* WHAT IS NEEDED:
In full and without alteration, print the entries that follow.

--- INPUT MATERIAL ---

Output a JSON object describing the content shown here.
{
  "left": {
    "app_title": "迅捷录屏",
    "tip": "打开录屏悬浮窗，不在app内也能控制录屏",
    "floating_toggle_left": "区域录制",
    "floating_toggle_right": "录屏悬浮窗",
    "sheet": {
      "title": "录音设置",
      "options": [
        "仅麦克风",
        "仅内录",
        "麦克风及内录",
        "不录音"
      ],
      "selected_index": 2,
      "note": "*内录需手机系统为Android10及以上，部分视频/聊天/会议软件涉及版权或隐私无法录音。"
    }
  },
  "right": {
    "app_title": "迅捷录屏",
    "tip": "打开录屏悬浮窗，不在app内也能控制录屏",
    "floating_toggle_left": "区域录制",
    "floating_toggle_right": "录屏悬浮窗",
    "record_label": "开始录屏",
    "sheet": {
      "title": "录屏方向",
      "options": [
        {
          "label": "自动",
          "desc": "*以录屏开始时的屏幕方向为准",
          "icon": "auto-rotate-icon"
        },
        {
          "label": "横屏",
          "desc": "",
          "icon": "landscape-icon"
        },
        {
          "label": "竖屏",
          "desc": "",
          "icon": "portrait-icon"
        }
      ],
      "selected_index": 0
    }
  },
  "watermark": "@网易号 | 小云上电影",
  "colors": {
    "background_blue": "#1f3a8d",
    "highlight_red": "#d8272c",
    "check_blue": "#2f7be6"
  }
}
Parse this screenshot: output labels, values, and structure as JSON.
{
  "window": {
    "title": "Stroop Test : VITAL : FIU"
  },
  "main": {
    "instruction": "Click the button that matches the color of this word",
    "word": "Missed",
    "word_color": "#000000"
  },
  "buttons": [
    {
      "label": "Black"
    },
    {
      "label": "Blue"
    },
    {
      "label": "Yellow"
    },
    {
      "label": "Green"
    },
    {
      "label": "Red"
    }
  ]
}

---

* TASK RESULT:
Output a JSON object describing the content shown here.
{
  "left": {
    "app_title": "迅捷录屏",
    "tip": "打开录屏悬浮窗，不在app内也能控制录屏",
    "floating_toggle_left": "区域录制",
    "floating_toggle_right": "录屏悬浮窗",
    "sheet": {
      "title": "录音设置",
      "options": [
        "仅麦克风",
        "仅内录",
        "麦克风及内录",
        "不录音"
      ],
      "selected_index": 2,
      "note": "*内录需手机系统为Android10及以上，部分视频/聊天/会议软件涉及版权或隐私无法录音。"
    }
  },
  "right": {
    "app_title": "迅捷录屏",
    "tip": "打开录屏悬浮窗，不在app内也能控制录屏",
    "floating_toggle_left": "区域录制",
    "floating_toggle_right": "录屏悬浮窗",
    "record_label": "开始录屏",
    "sheet": {
      "title": "录屏方向",
      "options": [
        {
          "label": "自动",
          "desc": "*以录屏开始时的屏幕方向为准",
          "icon": "auto-rotate-icon"
        },
        {
          "label": "横屏",
          "desc": "",
          "icon": "landscape-icon"
        },
        {
          "label": "竖屏",
          "desc": "",
          "icon": "portrait-icon"
        }
      ],
      "selected_index": 0
    }
  },
  "watermark": "@网易号 | 小云上电影",
  "colors": {
    "background_blue": "#1f3a8d",
    "highlight_red": "#d8272c",
    "check_blue": "#2f7be6"
  }
}
Parse this screenshot: output labels, values, and structure as JSON.
{
  "window": {
    "title": "Stroop Test : VITAL : FIU"
  },
  "main": {
    "instruction": "Click the button that matches the color of this word",
    "word": "Missed",
    "word_color": "#000000"
  },
  "buttons": [
    {
      "label": "Black"
    },
    {
      "label": "Blue"
    },
    {
      "label": "Yellow"
    },
    {
      "label": "Green"
    },
    {
      "label": "Red"
    }
  ]
}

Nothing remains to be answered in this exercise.